__Exercise objective__:
Look through the lines below and extract each one that contains "JSON".
━━━━━━
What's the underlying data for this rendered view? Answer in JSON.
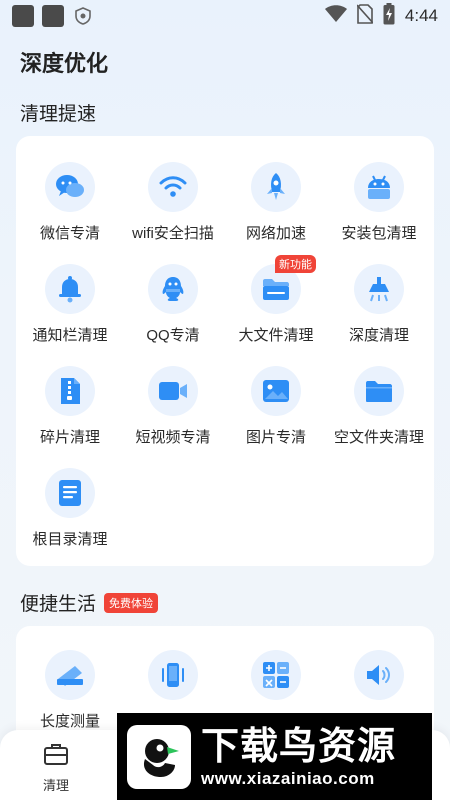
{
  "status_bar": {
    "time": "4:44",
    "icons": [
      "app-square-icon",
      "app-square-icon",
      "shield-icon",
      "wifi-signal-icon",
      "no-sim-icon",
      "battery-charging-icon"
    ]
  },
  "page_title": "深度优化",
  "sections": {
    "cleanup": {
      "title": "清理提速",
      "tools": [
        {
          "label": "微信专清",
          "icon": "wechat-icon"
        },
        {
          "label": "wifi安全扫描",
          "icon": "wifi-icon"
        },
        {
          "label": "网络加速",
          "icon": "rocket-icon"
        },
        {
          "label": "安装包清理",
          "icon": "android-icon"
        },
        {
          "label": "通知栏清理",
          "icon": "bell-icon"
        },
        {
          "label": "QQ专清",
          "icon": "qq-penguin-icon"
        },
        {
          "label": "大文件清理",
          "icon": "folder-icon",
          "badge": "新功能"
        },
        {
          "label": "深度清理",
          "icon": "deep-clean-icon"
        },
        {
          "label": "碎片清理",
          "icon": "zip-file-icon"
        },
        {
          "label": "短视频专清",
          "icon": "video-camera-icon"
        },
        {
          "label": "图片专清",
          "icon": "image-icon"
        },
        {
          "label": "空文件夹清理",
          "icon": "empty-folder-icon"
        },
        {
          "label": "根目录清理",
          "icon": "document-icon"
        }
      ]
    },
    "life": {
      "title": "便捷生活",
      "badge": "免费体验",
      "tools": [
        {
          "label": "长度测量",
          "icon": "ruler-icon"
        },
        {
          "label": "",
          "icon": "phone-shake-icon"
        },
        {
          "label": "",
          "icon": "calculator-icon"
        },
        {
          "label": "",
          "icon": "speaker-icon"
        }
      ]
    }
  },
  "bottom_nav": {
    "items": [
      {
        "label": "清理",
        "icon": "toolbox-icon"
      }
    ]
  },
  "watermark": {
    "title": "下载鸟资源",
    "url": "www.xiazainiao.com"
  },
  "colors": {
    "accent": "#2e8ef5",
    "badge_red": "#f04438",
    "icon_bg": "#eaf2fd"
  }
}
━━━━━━
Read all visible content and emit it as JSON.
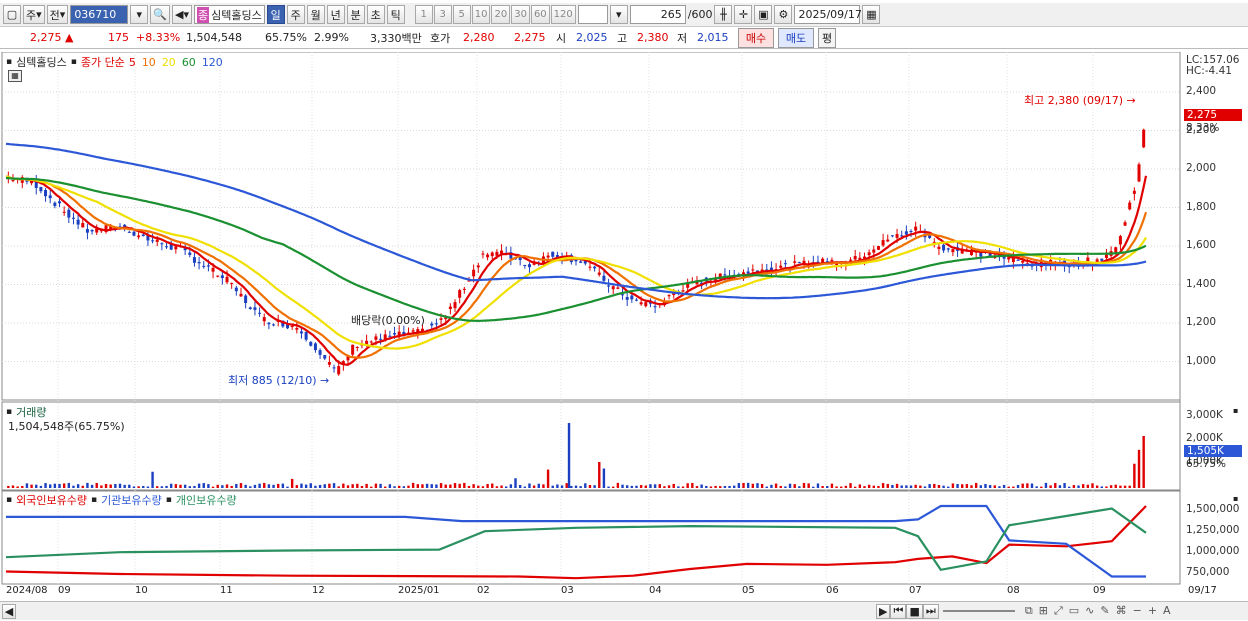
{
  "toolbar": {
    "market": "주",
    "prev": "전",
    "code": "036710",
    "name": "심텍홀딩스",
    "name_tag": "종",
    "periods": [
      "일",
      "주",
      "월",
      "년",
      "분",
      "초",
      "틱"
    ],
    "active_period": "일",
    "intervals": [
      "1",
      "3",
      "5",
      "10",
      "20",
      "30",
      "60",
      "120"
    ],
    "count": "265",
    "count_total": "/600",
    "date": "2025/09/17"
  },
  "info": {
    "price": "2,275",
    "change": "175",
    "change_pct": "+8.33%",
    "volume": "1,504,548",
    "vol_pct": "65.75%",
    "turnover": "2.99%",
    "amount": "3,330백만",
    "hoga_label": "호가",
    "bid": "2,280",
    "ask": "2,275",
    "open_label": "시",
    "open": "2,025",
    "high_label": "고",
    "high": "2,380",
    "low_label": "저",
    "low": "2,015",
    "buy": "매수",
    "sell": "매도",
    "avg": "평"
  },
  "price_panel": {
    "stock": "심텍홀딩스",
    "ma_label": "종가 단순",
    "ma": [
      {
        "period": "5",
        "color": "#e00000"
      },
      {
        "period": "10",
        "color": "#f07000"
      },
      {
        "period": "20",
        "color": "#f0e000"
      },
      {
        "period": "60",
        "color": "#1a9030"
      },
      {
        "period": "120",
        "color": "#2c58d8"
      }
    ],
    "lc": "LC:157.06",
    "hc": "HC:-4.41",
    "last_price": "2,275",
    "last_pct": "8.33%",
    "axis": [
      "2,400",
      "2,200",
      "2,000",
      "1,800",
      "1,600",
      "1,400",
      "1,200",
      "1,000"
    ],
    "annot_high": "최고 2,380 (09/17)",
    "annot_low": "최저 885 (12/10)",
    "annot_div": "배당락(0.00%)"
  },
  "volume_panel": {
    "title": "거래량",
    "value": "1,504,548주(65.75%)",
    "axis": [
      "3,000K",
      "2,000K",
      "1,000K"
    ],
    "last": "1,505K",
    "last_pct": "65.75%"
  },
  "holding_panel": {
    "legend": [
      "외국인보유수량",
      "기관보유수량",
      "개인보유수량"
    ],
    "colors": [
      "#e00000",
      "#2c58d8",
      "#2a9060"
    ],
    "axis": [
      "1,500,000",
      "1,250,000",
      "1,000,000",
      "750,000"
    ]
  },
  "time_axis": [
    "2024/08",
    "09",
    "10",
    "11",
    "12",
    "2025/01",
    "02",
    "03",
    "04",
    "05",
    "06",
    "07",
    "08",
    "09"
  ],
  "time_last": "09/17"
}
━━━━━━
__Written answer__:
What's the underlying data for this rendered view? Answer in JSON.
Read all visible content and emit it as JSON.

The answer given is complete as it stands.